CrossRef  |  PubMed  |  Direct Link  |  

14:  Lam, D.A. and J.A. Miron, 1996. The effects of temperature on human fertility. Demography, 33: 291-305.
CrossRef  |  PubMed  |  Direct Link  |  

15:  Lee, R., 2003. The demographic transition: Three centuries of fundamental change. J. Econ. Perspect., 17: 167-190.
CrossRef  |  Direct Link  |  

16:  McMichael, A.J., R.E. Woodruff and S. Hales, 2006. Climate change and human health: Present and future risks. Lancet, 367: 859-869.
CrossRef  |  PubMed  |  Direct Link  |  

17:  Morgan, S.P., 2003. Is low fertility a twenty-first-century demographic crisis? Demography, 40: 589-603.
CrossRef  |  PubMed  |  Direct Link  |  

18:  Mosher, W.D. and W.F. Pratt, 1991. Fecundity and infertility in the United States: Incidence and trends. Fertil. Steril., 56: 192-193.
PubMed  |  Direct Link  |  

19:  Pereira, G., A. Cook, F. Haggar, C. Bower and N. Nassar, 2012. Seasonal variation in fetal growth: Accounting for sociodemographic, biological and environmental exposures. Am. J. Obstet. Gynecol., 206: 74.e1-74.e7.
CrossRef  |  PubMed  |  Direct Link  |  

20:  Potts, M. and C.E. Henderson, 2012. Global warming and reproductive health. Int. J. Gynecol. Obstet., 119: S64-S67.
CrossRef  |  PubMed  |  Direct Link  |  

21:  Stanford, J.B., 2013. What is the true prevalence of infertility? Fertil. Steril., 99: 1201-1202.
CrossRef  |  PubMed  |  Direct Link  |  

22:  Vahidi, A., S.M. Kalantar, M. Soleimani, M.H.A. Arjmand, A. Aflatoonian, M.A. Karimzadeh and A. Kermaninejhad, 2012. The relationship between seasonal variability and pregnancy rates in women undergoing assisted reproductive technique. Iran. J. Reprod. Med., 2: 82-86.

23:  Van den Boogaard, N.M., A.J. Bensdorp, K. Barnhart, S. Bhattacharya and I.M. Custers et al., 2014. Prognostic profiles and the effectiveness of assisted conception: secondary analyses of individual patient data. Hum. Reprod. Update, 20: 141-151.
CrossRef  |  PubMed  |  Direct Link  |  

24:  Willems, P., K. Arnbjerg-Nielsen, J. Olsson and V.T.V. Nguyen, 2012. Climate change impact assessment on urban rainfall extremes and urban drainage: Methods and shortcomings.
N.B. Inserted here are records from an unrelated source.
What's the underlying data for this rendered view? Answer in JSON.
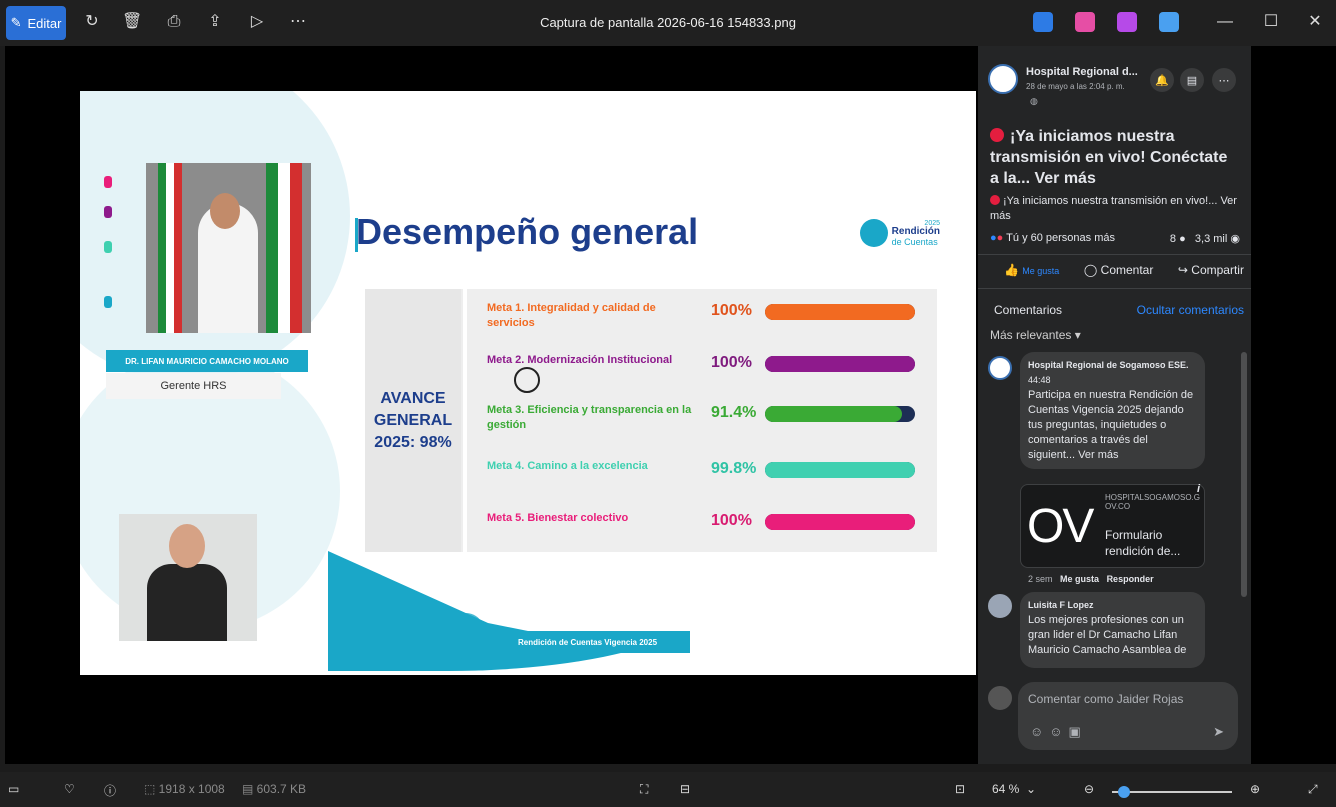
{
  "window": {
    "title": "Captura de pantalla 2026-06-16 154833.png",
    "edit_label": "Editar"
  },
  "toolbar": {
    "icons": [
      "rotate-icon",
      "delete-icon",
      "print-icon",
      "share-icon",
      "slideshow-icon",
      "more-icon"
    ]
  },
  "slide": {
    "title": "Desempeño general",
    "logo_line1": "Rendición",
    "logo_line2": "de Cuentas",
    "logo_year": "2025",
    "speaker_name": "DR. LIFAN MAURICIO CAMACHO MOLANO",
    "speaker_role": "Gerente HRS",
    "avance_text": "AVANCE GENERAL 2025: 98%",
    "footer_text": "Rendición de Cuentas Vigencia 2025",
    "metas": [
      {
        "label": "Meta 1. Integralidad y calidad de servicios",
        "pct": "100%",
        "value": 100,
        "color": "#f26a21",
        "pct_color": "#e0531c"
      },
      {
        "label": "Meta 2. Modernización Institucional",
        "pct": "100%",
        "value": 100,
        "color": "#8e1a8c",
        "pct_color": "#7f1b7e"
      },
      {
        "label": "Meta 3. Eficiencia y transparencia en la gestión",
        "pct": "91.4%",
        "value": 91.4,
        "color": "#3aaa35",
        "pct_color": "#3aaa35"
      },
      {
        "label": "Meta 4. Camino a la excelencia",
        "pct": "99.8%",
        "value": 99.8,
        "color": "#3fd0b0",
        "pct_color": "#2fc3a5"
      },
      {
        "label": "Meta 5. Bienestar colectivo",
        "pct": "100%",
        "value": 100,
        "color": "#e91e7a",
        "pct_color": "#d81b70"
      }
    ]
  },
  "fb": {
    "page_name": "Hospital Regional d...",
    "post_time": "28 de mayo a las 2:04 p. m.",
    "post_title": "¡Ya iniciamos nuestra transmisión en vivo! Conéctate a la... Ver más",
    "post_sub": "¡Ya iniciamos nuestra transmisión en vivo!... Ver más",
    "reactions": "Tú y 60 personas más",
    "comments_count": "8",
    "views": "3,3 mil",
    "like": "Me gusta",
    "comment": "Comentar",
    "share": "Compartir",
    "comments_label": "Comentarios",
    "hide_comments": "Ocultar comentarios",
    "sort": "Más relevantes",
    "c1_author": "Hospital Regional de Sogamoso ESE.",
    "c1_time": "44:48",
    "c1_text": "Participa en nuestra Rendición de Cuentas Vigencia 2025 dejando tus preguntas, inquietudes o comentarios a través del siguient... Ver más",
    "link_domain": "HOSPITALSOGAMOSO.GOV.CO",
    "link_title": "Formulario rendición de...",
    "link_ov": "OV",
    "c1_meta_time": "2 sem",
    "c1_meta_like": "Me gusta",
    "c1_meta_reply": "Responder",
    "c2_author": "Luisita F Lopez",
    "c2_text": "Los mejores profesiones con un gran lider el Dr Camacho Lifan Mauricio Camacho Asamblea de",
    "input_placeholder": "Comentar como Jaider Rojas"
  },
  "statusbar": {
    "dimensions": "1918 x 1008",
    "size": "603.7 KB",
    "zoom": "64 %",
    "zoom_fraction": 0.05
  }
}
Atmospheric Res., 103: 106-118.
CrossRef  |  Direct Link  |  

25:  Wilson, C., 2011. Understanding global demographic convergence since 1950. Popul. Dev. Rev., 37: 375-388.
CrossRef  |  Direct Link  |  

©  2021 Science Alert. All Rights Reserved